Data records for software interfaces

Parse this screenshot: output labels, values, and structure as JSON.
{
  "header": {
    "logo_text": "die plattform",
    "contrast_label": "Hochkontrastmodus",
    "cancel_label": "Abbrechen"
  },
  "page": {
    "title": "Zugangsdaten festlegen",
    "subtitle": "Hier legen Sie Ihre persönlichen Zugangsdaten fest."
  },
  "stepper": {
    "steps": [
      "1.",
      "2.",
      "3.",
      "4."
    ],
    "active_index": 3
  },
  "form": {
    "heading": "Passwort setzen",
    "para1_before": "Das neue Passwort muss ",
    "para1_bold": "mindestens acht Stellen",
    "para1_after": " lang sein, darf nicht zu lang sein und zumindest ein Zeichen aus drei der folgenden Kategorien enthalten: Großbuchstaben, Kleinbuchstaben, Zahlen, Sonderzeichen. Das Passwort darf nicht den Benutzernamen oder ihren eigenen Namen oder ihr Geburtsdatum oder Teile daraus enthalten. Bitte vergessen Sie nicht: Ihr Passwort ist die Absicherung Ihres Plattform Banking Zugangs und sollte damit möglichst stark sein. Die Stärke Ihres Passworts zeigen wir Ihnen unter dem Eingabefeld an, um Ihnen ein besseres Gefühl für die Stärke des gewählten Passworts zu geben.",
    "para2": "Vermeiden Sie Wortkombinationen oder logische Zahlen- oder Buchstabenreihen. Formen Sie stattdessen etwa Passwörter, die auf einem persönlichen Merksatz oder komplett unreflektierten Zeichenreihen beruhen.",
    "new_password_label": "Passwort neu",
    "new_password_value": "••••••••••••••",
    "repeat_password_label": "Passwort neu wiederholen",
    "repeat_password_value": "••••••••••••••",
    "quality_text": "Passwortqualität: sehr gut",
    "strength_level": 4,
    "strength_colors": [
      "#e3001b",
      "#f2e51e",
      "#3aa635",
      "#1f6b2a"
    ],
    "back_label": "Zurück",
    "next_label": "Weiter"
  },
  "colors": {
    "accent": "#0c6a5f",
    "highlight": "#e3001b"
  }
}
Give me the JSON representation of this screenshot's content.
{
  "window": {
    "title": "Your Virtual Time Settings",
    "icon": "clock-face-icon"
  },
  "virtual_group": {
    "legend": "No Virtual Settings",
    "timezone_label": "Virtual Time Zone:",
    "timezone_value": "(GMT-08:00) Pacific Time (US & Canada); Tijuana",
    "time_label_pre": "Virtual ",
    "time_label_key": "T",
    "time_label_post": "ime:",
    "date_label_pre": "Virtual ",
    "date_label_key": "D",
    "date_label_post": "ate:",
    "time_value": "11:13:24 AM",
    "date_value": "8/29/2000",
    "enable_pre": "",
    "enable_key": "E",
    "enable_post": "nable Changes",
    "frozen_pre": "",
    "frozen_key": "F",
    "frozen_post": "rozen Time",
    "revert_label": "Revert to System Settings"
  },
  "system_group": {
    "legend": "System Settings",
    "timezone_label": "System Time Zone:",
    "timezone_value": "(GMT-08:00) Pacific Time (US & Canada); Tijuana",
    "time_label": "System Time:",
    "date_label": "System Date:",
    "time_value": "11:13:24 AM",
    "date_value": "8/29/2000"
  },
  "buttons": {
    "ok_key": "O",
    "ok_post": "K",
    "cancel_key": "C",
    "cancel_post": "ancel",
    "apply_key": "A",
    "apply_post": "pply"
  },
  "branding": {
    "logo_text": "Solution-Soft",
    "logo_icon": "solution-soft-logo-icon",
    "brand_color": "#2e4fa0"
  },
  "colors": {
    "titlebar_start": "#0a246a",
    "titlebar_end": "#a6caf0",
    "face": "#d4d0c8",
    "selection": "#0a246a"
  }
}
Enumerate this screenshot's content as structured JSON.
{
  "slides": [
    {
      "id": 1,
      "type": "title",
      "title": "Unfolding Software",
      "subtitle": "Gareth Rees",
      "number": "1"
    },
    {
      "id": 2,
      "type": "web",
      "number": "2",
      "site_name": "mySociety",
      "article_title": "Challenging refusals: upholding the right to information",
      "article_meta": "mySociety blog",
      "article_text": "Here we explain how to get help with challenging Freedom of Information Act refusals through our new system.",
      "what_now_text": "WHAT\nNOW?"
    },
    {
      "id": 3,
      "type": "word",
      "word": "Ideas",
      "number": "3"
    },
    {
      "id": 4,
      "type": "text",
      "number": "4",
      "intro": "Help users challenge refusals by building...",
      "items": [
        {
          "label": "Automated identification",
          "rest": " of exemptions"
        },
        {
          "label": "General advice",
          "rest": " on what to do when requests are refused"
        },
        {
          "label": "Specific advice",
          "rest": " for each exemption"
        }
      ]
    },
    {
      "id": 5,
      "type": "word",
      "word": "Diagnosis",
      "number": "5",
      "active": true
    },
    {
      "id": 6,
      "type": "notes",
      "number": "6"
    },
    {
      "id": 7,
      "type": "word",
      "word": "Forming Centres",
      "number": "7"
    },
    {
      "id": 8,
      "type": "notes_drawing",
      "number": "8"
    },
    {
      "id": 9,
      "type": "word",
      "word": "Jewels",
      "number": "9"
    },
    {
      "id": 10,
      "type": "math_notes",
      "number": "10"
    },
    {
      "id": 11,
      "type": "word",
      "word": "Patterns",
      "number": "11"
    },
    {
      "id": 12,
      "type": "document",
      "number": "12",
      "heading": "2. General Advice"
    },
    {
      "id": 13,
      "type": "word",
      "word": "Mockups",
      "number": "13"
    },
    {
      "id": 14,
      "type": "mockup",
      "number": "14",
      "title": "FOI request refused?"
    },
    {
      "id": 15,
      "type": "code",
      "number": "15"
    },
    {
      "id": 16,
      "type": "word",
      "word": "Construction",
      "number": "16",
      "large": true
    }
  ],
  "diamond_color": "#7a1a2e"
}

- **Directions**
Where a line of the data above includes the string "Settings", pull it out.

- **The answer**
    "title": "Your Virtual Time Settings",
    "legend": "No Virtual Settings",
    "revert_label": "Revert to System Settings"
    "legend": "System Settings",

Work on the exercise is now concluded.